The new analysis, conducted by WalletHub, ranked Newark at No. 96 and Jersey City at No. 98.
Because of the pandemic, “people are struggling financially,” and that means “people are finding it difficult to meet their current financial obligations,” WalletHub analyst Jill Gonzalez said in an email.
“This can lead to drops in credit score, being late on their bill payments, racking up more debt, or even filing for bankruptcy,” Gonzalez added.
Las Vegas ranked at the top of the list, followed by Chicago and Houston. Anchorage, Alaska, and Madison, Wisconsin, rounded out the bottom two cities.
“Residents from the top cities have low average credit scores,” Gonzalez said. “They also registered a larger search interest for things like debt and loans.”
To assemble its list, WalletHub examined data across nine metrics for the 100 largest cities “without data limitations.” The review did not include Lexington, Kentucky; St. Paul, Minnesota; or St. Petersburg, Florida.
As part of their review, they looked at the change in the number of bankruptcy filings, accounts in distress and credit scores.

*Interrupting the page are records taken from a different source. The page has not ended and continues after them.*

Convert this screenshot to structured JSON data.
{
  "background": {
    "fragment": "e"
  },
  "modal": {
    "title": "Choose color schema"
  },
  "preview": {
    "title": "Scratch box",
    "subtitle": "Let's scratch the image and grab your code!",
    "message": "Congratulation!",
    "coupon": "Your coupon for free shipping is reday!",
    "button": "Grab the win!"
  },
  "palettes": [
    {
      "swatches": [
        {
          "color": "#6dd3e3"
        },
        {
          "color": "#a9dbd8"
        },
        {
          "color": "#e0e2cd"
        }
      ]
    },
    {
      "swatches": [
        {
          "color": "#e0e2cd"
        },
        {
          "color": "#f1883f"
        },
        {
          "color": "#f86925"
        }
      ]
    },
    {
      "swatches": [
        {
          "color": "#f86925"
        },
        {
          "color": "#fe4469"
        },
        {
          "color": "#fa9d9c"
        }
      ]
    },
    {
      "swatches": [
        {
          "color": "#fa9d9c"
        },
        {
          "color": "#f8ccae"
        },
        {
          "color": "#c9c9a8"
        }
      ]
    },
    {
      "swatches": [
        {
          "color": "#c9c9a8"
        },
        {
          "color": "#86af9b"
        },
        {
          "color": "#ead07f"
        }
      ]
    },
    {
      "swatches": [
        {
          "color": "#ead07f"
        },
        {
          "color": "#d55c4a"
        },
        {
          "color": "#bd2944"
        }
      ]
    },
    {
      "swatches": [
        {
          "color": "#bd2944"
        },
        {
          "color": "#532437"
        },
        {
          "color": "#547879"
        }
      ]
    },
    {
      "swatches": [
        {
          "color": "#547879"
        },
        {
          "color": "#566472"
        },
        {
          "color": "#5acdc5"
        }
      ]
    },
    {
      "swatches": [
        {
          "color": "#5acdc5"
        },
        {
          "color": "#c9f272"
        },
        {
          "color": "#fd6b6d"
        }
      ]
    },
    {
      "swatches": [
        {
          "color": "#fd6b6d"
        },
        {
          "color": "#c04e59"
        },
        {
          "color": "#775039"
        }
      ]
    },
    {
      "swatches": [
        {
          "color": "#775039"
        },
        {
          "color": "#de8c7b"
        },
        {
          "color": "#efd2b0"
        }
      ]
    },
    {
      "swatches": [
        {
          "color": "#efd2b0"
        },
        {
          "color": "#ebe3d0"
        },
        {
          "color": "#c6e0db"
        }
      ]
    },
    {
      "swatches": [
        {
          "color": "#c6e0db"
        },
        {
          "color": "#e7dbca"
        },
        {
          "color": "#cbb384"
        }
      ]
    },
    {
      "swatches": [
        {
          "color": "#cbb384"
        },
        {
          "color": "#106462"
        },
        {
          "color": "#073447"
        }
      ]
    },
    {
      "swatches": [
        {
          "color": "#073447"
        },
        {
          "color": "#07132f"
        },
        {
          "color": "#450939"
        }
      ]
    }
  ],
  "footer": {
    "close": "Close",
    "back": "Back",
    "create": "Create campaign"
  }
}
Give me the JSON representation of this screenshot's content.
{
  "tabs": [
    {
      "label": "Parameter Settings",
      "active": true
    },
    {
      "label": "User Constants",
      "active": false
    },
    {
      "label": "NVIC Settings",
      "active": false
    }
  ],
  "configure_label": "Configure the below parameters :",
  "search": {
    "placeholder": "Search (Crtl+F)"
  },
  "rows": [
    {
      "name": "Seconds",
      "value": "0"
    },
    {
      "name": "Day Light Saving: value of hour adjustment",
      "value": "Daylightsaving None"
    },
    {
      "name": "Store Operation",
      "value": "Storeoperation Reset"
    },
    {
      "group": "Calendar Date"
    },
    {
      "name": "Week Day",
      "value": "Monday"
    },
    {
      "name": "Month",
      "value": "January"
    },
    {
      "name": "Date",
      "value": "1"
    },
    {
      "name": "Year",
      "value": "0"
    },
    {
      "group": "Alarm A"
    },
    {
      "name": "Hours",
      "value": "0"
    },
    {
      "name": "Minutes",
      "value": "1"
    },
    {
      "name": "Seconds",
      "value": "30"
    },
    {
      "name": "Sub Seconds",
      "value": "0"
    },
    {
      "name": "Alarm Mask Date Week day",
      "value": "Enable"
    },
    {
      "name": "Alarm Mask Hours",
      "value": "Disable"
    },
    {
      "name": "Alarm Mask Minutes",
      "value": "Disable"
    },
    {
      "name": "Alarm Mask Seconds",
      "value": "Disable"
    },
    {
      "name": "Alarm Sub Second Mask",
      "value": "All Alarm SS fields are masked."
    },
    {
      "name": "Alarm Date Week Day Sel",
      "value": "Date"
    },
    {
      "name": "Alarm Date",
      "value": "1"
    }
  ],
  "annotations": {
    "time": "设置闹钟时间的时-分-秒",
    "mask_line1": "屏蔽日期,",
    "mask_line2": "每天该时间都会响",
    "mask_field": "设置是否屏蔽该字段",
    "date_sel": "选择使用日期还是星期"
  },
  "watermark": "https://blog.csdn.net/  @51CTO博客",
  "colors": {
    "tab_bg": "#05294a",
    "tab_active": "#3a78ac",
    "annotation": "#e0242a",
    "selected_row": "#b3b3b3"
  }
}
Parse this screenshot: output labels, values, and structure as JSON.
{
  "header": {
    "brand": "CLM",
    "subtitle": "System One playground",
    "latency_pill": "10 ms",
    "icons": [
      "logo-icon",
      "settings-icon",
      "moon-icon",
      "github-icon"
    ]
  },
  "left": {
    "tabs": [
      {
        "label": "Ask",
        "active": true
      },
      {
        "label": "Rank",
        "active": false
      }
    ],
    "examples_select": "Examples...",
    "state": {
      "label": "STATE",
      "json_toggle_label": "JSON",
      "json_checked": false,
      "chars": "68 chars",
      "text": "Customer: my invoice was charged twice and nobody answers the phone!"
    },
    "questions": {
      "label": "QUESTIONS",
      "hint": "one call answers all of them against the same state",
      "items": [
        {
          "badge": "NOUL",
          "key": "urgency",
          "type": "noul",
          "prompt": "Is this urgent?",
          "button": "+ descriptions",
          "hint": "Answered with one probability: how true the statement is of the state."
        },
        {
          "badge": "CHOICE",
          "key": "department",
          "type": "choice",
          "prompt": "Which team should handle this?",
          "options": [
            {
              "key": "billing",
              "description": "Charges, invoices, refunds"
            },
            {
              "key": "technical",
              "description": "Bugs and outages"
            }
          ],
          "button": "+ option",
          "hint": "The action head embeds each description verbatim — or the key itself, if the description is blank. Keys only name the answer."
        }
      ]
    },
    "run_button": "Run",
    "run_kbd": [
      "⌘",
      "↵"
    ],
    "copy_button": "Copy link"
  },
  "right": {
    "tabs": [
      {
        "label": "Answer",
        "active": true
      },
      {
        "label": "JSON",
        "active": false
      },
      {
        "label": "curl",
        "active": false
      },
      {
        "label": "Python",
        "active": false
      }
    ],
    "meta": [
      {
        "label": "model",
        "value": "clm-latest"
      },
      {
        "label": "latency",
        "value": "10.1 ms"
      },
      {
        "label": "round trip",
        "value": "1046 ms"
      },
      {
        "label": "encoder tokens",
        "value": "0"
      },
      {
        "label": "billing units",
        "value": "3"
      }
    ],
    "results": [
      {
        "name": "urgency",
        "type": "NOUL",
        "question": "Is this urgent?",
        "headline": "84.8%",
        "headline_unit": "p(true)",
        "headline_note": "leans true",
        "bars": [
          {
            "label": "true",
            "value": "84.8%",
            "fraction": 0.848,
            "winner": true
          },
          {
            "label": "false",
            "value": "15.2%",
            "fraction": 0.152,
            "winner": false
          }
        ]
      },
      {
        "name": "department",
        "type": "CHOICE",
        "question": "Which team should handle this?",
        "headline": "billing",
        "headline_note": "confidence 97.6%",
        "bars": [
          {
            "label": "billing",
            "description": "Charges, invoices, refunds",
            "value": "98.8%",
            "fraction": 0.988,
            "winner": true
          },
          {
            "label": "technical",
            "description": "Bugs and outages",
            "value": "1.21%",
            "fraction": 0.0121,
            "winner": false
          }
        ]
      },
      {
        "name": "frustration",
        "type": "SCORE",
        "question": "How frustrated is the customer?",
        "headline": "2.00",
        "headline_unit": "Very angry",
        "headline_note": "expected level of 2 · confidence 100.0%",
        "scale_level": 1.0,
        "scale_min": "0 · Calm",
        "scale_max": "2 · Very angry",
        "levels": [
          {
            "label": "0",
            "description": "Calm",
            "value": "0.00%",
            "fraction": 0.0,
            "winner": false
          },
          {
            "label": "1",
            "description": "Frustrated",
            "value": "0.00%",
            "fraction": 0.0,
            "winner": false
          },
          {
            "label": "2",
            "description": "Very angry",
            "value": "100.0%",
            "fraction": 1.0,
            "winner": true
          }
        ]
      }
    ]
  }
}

In September, the average credit score for Newark residents was 652, up 3.9 percent from January. In Jersey City, the average credit score for residents was 695, up more than 3 percent since January.
Between June 30, 2019, and June 30, 2020, the number of bankruptcy filings for Newark residents decreased by nearly 26.9 percent. The number of bankruptcy filings for Jersey City residents decreased by more than 23 percent during that same period.
In neighboring New York, New York City (No. 12) and Buffalo (No. 81) ranked among the top 100, as did a pair of Pennsylvania cities – Philadelphia at No. 19 and Pittsburgh at No. 84.
“It will take a long time for the economy to recover and people’s financial struggles to end,” Gonzalez said. “A significant amount of damage has already been done, and even if the health crisis ends shortly the recovery will be long term. The communities will start to recover slowly as soon as businesses reopen and people go back to their jobs.
“The best thing authorities can do to help, is take measures to ensure residents’ safety in public places,” Gonzalez added. “Both consumers and businesses should receive coronavirus support, and safety protocols should be put in place.”